* [Task goal]:
Reduce the material below to its lines containing "legend".

* [Raw data]:
■ ■ ■ ■
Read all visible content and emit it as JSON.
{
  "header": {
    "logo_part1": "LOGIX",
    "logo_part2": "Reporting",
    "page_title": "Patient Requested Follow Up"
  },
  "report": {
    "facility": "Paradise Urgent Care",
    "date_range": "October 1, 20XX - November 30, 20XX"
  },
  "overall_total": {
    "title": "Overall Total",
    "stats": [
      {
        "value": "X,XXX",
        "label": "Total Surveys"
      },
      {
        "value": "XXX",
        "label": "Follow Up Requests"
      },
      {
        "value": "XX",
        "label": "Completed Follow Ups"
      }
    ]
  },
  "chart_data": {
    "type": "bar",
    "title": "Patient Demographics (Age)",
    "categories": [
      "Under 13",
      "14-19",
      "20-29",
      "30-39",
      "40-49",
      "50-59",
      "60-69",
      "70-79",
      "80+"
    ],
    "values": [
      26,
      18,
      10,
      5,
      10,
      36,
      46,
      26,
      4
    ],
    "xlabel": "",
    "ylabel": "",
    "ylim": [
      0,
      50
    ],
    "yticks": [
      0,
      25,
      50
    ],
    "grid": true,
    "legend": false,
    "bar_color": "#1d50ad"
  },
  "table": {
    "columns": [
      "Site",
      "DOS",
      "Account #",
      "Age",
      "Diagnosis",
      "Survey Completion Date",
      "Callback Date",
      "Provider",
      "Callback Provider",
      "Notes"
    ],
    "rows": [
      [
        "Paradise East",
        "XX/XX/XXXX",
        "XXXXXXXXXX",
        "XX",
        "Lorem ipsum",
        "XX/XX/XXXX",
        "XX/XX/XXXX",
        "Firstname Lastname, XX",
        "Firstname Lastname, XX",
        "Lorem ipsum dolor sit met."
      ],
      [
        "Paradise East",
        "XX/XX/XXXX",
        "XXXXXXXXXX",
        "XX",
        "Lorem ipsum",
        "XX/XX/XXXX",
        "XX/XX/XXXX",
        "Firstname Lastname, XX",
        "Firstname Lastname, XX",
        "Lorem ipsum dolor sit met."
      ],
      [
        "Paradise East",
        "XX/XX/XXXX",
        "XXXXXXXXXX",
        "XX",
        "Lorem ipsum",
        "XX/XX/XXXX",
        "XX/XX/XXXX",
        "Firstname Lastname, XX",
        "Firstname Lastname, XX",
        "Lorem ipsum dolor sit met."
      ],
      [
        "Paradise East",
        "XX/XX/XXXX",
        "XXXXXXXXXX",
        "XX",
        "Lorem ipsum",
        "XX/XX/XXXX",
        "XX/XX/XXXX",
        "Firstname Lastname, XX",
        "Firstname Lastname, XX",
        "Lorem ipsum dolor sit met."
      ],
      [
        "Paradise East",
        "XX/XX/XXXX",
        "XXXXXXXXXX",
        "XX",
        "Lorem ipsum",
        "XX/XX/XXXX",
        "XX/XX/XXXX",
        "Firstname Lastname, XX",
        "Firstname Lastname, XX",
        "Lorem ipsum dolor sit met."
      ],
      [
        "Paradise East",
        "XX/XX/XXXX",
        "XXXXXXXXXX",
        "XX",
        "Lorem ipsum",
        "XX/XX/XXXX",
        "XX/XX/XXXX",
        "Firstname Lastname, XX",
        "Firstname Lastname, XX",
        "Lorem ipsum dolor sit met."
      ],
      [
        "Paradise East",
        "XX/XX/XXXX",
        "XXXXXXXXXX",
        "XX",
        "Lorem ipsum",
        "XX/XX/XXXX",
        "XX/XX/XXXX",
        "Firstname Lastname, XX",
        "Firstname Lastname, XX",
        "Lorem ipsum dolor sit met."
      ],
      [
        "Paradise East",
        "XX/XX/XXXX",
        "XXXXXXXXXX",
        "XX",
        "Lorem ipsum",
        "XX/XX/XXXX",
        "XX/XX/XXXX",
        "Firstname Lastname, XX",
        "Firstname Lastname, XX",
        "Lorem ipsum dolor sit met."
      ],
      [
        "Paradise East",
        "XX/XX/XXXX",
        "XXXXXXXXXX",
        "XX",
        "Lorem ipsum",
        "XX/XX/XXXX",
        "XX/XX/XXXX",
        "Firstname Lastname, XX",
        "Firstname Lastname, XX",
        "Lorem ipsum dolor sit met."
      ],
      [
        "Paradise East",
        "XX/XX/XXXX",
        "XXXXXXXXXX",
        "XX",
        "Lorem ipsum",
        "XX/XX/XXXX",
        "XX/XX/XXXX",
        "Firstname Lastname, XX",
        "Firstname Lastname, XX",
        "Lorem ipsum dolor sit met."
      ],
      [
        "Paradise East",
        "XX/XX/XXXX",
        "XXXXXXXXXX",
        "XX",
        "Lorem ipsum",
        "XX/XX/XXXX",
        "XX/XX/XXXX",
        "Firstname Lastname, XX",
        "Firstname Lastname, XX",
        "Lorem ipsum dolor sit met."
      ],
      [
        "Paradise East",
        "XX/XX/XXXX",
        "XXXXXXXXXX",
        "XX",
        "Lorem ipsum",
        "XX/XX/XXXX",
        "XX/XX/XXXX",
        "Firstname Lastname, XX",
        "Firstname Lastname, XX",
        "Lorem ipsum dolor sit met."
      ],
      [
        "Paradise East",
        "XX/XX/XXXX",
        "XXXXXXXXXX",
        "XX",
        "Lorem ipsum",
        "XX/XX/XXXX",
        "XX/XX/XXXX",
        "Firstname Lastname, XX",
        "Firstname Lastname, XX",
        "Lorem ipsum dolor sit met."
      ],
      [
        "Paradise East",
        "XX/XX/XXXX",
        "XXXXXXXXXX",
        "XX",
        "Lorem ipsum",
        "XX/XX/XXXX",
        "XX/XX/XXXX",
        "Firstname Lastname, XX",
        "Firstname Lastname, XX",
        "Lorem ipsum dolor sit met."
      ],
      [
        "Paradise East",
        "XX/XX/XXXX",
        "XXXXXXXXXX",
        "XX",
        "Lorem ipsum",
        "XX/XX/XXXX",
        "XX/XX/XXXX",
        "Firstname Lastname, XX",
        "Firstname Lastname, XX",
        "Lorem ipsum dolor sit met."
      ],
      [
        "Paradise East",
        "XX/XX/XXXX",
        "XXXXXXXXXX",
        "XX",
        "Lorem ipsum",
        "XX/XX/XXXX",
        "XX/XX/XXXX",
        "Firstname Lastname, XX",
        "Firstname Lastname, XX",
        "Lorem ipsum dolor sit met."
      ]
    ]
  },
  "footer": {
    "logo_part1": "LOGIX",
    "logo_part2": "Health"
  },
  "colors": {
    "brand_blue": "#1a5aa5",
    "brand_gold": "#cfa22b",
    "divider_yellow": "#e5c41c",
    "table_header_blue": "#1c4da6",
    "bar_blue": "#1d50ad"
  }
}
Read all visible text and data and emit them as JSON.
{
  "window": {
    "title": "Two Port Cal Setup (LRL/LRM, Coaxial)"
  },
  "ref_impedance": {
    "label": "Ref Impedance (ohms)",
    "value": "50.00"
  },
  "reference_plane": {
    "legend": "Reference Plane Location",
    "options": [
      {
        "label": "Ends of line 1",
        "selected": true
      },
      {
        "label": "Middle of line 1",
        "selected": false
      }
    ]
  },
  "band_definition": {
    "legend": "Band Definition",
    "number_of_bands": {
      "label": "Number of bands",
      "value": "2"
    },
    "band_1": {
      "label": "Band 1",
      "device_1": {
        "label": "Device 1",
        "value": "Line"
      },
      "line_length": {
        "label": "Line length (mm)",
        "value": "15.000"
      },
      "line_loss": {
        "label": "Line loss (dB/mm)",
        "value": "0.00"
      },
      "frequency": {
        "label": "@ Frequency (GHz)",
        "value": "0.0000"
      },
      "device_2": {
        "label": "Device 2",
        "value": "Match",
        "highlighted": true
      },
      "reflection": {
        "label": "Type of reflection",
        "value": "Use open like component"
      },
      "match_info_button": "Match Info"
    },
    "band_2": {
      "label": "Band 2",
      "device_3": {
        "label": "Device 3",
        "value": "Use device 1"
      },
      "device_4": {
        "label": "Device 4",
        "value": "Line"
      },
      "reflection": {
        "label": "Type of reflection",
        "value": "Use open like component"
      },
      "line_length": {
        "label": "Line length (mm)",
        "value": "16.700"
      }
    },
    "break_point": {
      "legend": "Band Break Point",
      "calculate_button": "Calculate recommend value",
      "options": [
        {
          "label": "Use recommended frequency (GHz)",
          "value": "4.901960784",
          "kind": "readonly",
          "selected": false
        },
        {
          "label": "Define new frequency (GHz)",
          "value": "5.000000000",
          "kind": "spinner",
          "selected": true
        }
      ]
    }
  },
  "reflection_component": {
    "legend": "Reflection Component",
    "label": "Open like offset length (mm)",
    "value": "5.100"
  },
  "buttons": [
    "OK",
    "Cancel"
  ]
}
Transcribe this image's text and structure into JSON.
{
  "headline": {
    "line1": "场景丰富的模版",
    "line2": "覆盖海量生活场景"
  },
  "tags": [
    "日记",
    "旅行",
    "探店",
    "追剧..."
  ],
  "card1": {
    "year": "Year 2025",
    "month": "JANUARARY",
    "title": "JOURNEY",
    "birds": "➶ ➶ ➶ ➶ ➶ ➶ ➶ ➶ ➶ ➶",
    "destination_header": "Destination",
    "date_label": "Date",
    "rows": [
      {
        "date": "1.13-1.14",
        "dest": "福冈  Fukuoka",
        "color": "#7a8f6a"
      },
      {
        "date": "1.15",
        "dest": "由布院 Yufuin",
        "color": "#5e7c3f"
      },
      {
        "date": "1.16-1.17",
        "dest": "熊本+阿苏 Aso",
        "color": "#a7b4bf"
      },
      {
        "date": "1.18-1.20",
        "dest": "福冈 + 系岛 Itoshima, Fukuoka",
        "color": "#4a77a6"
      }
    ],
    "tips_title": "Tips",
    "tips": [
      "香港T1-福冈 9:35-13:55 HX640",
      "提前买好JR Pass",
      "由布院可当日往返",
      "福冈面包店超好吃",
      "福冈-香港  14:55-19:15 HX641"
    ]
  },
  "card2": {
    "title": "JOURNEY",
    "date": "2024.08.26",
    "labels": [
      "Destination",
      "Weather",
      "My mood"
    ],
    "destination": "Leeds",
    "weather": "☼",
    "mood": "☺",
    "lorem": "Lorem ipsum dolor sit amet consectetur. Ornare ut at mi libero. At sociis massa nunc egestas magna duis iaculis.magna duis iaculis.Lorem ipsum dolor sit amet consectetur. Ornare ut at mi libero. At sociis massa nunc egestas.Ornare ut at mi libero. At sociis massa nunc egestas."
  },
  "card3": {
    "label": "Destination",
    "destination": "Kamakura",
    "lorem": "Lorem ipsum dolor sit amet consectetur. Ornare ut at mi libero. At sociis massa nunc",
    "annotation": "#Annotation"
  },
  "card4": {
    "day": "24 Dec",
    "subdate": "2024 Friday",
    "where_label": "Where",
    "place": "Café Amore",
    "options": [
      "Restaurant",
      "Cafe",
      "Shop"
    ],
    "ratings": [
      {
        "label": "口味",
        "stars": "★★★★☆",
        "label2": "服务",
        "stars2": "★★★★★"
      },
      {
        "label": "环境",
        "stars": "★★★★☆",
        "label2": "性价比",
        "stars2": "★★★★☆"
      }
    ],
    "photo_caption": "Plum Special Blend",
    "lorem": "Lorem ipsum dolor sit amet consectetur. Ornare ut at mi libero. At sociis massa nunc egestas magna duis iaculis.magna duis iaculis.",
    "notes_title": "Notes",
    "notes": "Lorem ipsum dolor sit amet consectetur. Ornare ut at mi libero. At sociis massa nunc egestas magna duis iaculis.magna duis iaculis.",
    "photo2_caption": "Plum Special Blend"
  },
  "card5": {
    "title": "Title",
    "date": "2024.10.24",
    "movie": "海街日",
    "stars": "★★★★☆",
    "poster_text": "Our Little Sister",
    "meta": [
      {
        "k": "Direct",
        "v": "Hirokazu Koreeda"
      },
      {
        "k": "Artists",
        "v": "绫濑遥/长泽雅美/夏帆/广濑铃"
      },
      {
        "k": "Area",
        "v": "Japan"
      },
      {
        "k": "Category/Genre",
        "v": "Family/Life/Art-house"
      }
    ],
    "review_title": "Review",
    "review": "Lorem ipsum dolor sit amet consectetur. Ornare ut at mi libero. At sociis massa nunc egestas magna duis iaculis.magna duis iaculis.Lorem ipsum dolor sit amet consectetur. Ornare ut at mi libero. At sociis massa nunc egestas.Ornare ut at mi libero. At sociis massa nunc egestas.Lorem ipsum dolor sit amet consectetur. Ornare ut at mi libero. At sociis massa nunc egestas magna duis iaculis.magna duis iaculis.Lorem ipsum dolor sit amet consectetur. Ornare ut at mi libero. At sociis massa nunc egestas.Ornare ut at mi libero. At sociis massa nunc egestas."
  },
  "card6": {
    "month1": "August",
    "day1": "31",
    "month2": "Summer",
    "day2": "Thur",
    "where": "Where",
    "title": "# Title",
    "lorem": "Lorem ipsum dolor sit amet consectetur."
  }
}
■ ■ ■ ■
* [Result]:
    "legend": false,
    "legend": "Reference Plane Location",
    "legend": "Band Definition",
      "legend": "Band Break Point",
    "legend": "Reflection Component",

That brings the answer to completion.